The group called on Kenyan authorities to “urgently investigate” cases of police brutality and hold those responsible to account.
“Police brutality isn’t just unlawful; it is also counterproductive in fighting the spread of the virus,” Namwaya said.
National Police Service spokesman Charles Owino told dpa news agency that there were “a few cases where some few police officers misbehaved”, but said these were isolated incidents.
Police brutality is not a policy of the Kenyan government, he added.
“We took action against them – some were suspended, some were indicted, some were even taken to court,” Owino said.
Kenya’s police force is often accused by rights groups of using excessive force and carrying out unlawful killings, especially in poor neighbourhoods.
In January, HRW said at least eight young men had been shot in three low-income neighbourhoods since Christmas, and a 2019 report detailed the killings of 21 young men and boys by police “apparently with no justification”.

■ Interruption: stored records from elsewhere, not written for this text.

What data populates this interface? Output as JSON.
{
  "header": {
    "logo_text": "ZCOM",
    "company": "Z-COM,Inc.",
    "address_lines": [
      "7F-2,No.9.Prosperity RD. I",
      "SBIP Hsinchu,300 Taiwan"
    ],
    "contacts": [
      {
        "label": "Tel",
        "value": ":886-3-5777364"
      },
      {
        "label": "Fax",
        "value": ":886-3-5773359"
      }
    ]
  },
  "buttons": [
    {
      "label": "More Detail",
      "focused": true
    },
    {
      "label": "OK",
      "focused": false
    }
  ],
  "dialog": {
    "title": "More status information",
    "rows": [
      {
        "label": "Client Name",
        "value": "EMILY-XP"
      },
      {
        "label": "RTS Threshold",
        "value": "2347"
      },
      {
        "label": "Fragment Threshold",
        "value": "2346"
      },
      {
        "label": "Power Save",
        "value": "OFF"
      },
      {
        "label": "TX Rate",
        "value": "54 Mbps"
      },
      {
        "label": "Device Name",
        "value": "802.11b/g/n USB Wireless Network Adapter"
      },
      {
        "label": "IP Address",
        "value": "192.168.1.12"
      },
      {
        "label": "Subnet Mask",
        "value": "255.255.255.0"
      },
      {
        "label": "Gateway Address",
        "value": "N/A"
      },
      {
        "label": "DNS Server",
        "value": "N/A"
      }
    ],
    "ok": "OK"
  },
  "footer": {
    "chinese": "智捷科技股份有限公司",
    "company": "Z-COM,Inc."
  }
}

“Although many killings by the police have been well documented by both state institutions and rights organizations, the security officers have rarely been held to account, including by the police oversight authority,” said the HRW statement on Wednesday.
On April 1, Kenyan President Uhuru Kenyatta apologised for “some excesses” by police in the enforcement of the curfew.
HRW criticised him for not instructing police to end the abuses.
By Wednesday, Kenya had reported 303 cases of the COVID-19 respiratory disease caused by the coronavirus, 74 recoveries and 14 deaths, according to the Africa Centres for Disease Control and Prevention.